If you’re struggling with new year’s resolutions, try fortitude
We have failed again. If you are anything like myself, we have been unsuccessful in upholding our New Year’s resolutions. Whether it is a New Year’s resolution or a mid-year’s resolution, man has a great propensity for failure when desiring to live a greater life. This is true even in the spiritual life, because we, too often, give into sloth.
When desiring to grow in in the spiritual life, we often desire to achieve the heights immediately and we become saddened when we do not achieve it. This “sadness in the face of some spiritual good which one has to achieve,” is sloth.
The remedy to sloth is the virtue of fortitude, “the moral virtue that ensures firmness in difficulties and constancy in the pursuit of the good. It strengthens the resolve to resist temptations and to overcome obstacles in the moral life. The virtue of fortitude enables one to conquer fear, even fear of death, and to face trials and persecutions. It disposes one even to renounce and sacrifice his life in defense of a just cause” (Catechism of the Catholic Church, 1808). Before we can achieve fortitude, we must understand some of its parts: longanimity and perseverance.

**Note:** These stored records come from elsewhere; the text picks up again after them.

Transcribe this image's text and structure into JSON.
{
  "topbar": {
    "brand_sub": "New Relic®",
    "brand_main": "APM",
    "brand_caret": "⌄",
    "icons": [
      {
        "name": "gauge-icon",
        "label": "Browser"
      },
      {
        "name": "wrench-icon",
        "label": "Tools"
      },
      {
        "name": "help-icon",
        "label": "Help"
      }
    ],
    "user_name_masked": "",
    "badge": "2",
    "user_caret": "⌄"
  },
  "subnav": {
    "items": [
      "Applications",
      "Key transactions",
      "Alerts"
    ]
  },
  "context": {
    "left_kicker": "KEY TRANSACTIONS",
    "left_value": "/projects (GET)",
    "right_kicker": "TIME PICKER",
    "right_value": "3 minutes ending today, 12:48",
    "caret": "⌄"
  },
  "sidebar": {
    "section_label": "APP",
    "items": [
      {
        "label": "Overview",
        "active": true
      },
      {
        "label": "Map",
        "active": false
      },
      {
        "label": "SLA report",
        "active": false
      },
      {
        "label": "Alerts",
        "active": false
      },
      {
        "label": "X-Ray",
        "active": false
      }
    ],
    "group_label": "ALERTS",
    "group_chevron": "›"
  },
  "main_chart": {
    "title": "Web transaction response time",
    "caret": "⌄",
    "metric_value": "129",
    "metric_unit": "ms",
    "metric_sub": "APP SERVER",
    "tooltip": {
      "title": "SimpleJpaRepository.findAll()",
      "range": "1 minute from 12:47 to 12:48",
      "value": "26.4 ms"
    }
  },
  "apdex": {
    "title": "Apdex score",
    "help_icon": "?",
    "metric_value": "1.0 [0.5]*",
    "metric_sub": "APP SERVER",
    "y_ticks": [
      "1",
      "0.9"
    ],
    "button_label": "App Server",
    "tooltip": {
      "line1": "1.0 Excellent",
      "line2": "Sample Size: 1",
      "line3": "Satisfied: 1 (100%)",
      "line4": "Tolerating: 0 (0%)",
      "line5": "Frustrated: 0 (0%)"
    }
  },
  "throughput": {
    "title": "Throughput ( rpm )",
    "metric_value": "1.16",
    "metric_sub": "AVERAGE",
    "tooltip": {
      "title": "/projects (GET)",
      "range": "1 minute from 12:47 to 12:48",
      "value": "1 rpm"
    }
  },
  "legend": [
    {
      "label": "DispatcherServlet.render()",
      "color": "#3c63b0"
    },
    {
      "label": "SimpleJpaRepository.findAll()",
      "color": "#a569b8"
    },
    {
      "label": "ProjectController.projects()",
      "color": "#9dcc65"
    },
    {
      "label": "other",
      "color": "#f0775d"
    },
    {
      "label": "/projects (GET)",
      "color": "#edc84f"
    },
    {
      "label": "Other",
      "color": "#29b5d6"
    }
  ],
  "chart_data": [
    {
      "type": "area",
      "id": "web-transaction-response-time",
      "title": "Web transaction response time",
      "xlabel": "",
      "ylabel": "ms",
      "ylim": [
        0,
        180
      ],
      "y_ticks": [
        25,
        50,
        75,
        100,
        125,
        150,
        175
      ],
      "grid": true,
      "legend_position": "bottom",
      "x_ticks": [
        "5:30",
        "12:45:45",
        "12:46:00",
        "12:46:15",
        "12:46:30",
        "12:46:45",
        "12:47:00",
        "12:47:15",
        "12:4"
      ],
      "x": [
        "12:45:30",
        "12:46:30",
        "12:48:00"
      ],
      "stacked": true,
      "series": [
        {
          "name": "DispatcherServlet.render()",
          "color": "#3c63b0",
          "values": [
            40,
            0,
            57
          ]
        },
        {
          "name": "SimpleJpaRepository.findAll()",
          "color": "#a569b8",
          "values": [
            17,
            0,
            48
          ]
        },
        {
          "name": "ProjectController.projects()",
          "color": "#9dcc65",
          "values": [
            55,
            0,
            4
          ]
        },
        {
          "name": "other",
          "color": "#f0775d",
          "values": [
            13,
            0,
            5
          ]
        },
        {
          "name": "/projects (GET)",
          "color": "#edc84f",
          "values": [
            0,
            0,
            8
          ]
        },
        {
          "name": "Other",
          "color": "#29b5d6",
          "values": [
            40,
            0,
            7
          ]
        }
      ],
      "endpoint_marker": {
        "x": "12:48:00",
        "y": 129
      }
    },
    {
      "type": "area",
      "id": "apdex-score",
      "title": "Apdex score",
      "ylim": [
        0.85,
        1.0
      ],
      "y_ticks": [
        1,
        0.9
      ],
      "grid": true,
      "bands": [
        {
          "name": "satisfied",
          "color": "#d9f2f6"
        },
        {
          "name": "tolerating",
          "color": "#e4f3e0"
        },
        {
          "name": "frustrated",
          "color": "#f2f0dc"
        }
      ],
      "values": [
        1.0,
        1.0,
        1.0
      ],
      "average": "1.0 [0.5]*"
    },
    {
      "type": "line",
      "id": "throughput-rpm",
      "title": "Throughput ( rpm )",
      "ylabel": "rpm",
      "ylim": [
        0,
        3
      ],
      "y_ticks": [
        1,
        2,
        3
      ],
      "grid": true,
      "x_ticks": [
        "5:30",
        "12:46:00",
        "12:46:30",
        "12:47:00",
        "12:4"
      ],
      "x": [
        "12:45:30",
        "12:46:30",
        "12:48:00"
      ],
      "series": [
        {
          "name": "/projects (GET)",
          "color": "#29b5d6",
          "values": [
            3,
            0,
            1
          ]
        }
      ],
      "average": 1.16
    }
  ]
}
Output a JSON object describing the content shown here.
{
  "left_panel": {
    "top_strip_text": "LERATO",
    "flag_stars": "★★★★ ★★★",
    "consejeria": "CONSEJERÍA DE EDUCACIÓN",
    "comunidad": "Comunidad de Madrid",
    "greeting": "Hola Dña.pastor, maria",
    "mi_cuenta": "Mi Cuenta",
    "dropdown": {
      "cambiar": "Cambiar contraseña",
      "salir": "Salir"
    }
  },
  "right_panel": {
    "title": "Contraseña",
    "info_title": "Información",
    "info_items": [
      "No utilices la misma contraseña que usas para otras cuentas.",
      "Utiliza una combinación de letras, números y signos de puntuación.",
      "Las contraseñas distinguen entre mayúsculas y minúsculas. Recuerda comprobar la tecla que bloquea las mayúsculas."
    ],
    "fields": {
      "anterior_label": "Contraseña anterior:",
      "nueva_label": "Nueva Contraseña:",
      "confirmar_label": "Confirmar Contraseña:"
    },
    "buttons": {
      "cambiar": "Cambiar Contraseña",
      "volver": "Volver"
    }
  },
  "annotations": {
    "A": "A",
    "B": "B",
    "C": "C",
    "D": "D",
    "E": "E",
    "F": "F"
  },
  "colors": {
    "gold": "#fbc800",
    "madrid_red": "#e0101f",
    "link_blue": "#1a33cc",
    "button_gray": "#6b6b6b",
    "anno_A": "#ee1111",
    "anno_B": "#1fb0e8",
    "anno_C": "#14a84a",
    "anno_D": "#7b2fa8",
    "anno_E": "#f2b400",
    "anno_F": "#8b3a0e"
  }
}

When pursuing something honorable in the spiritual life, there will often be sufferings. One of these sufferings is waiting. When man is not willing to bear this suffering, it is because he wants what he hopes for immediately. He must wait, though. This waiting tempts man to become saddened and slothful. Instead, man needs longanimity, which “is the virtue that moderates hope in that it bears upon a good that is a long way off.”
With longanimity, even though what is hoped for is a long way off, man knows that he will reach that end.
Instead of sorrow, sometimes man does not pursue what he hopes for because he fears the trials he must endure. Man needs perseverance, which “inclines a person to continue in the practice of the good despite the difficulties associated with the continuance of the action.” It “moderates the emotion of fear.” In pursuit of the good, man mostly fears failure. Fear can keep man from beginning the training it takes to run a 10K-run, but perseverance moderates that fear.
The virtue of fortitude calls for a battle plan to conquer the goal you are striving for. Part of that battle plan is being faithful to the smaller things. “He who is faithful in a very little is faithful also in much” (Luke 16:10-18). In breaking our big and more vague goal into smaller tasks, the goal seems closer and less scary. Instead of fearing the failure of being able to play guitar, learning how to play a chord is more achievable. As man masters smaller tasks, he moves on to the next task to master, and although the goal may have been far away, it seems much closer and less fearful.
This applies to the spiritual life as well. If you want to begin to pray for an hour, first schedule your day so you can be able to do so and commit to a time. If you notice something that prevents you from achieving that task, like finding yourself watching a plethora of YouTube videos and using up all free time, cut it out. To achieve these goals, and abandon our fears and sorrows, we must have a battle plan.
Our growth is not achievable without fortitude, and the fullness of fortitude is not achievable without God. “With God all things are possible” (Matthew 19:26).
Therefore, we must pray for the grace of this virtue and the grace to advance in the spiritual life. Do not fear or become saddened that you have already failed; everyone has. Rely on God to succeed instead of yourself.